--- Record excerpts Enclosed Below ---

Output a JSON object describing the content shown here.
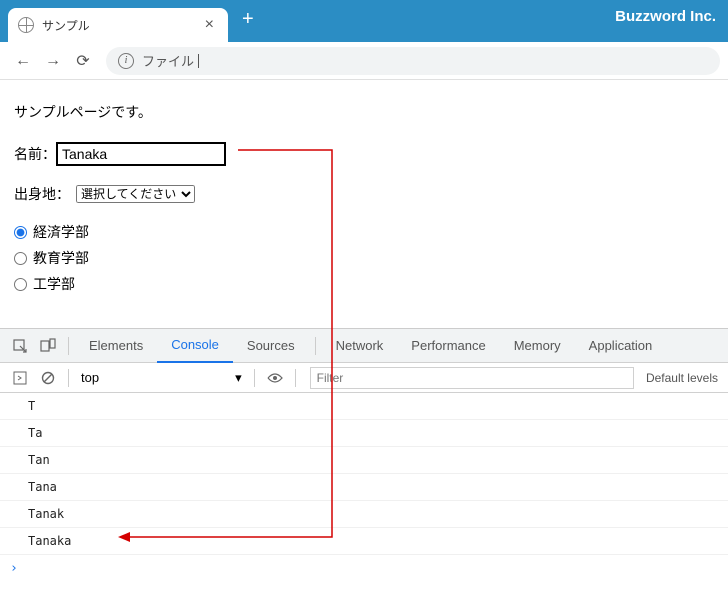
{
  "titlebar": {
    "tab_title": "サンプル",
    "brand": "Buzzword Inc."
  },
  "toolbar": {
    "address_label": "ファイル",
    "info_glyph": "i"
  },
  "page": {
    "intro": "サンプルページです。",
    "name_label": "名前：",
    "name_value": "Tanaka",
    "origin_label": "出身地：",
    "origin_placeholder": "選択してください",
    "radios": {
      "r1": "経済学部",
      "r2": "教育学部",
      "r3": "工学部"
    }
  },
  "devtools": {
    "tabs": {
      "elements": "Elements",
      "console": "Console",
      "sources": "Sources",
      "network": "Network",
      "performance": "Performance",
      "memory": "Memory",
      "application": "Application"
    },
    "context": "top",
    "filter_placeholder": "Filter",
    "levels": "Default levels",
    "logs": {
      "l1": "T",
      "l2": "Ta",
      "l3": "Tan",
      "l4": "Tana",
      "l5": "Tanak",
      "l6": "Tanaka"
    },
    "prompt_glyph": "›"
  },
  "annotation_color": "#d40000"
}
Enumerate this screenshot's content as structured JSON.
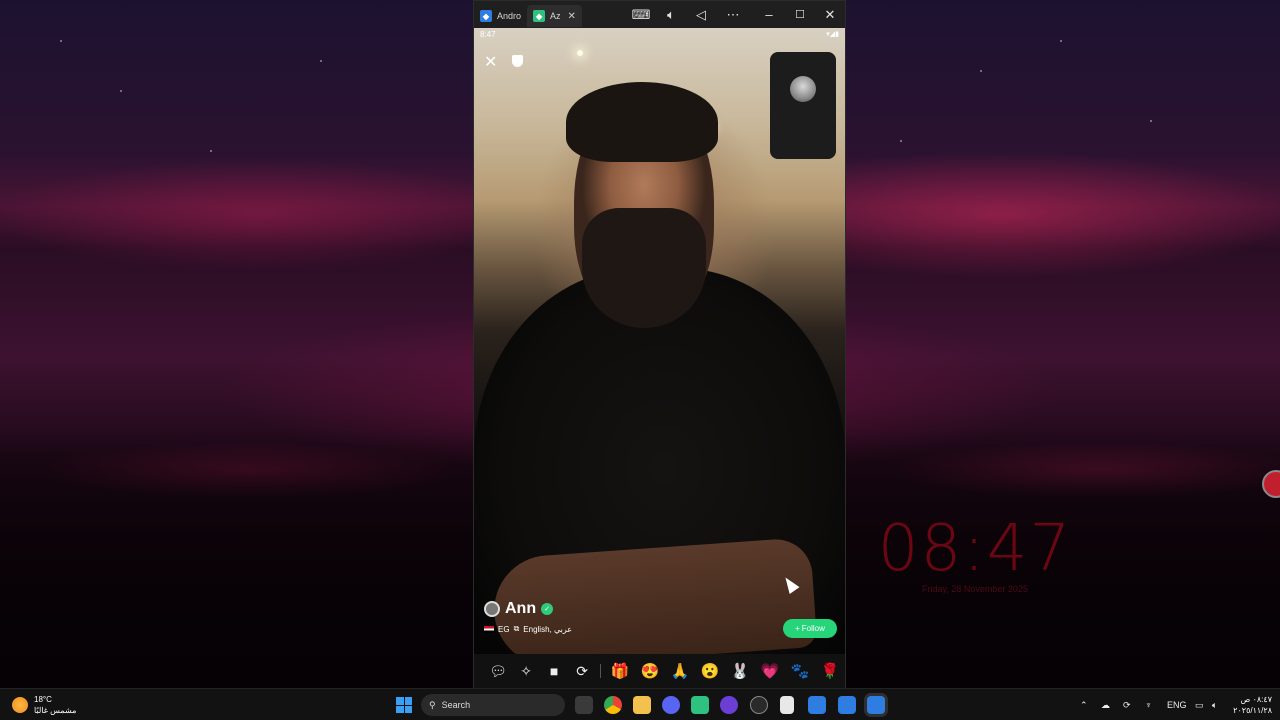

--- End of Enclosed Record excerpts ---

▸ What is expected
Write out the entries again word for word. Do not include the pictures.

▸ Task response
Output a JSON object describing the content shown here.
{
  "titlebar": {
    "tab_title": "サンプル",
    "brand": "Buzzword Inc."
  },
  "toolbar": {
    "address_label": "ファイル",
    "info_glyph": "i"
  },
  "page": {
    "intro": "サンプルページです。",
    "name_label": "名前：",
    "name_value": "Tanaka",
    "origin_label": "出身地：",
    "origin_placeholder": "選択してください",
    "radios": {
      "r1": "経済学部",
      "r2": "教育学部",
      "r3": "工学部"
    }
  },
  "devtools": {
    "tabs": {
      "elements": "Elements",
      "console": "Console",
      "sources": "Sources",
      "network": "Network",
      "performance": "Performance",
      "memory": "Memory",
      "application": "Application"
    },
    "context": "top",
    "filter_placeholder": "Filter",
    "levels": "Default levels",
    "logs": {
      "l1": "T",
      "l2": "Ta",
      "l3": "Tan",
      "l4": "Tana",
      "l5": "Tanak",
      "l6": "Tanaka"
    },
    "prompt_glyph": "›"
  },
  "annotation_color": "#d40000"
}
Enumerate this screenshot's content as structured JSON.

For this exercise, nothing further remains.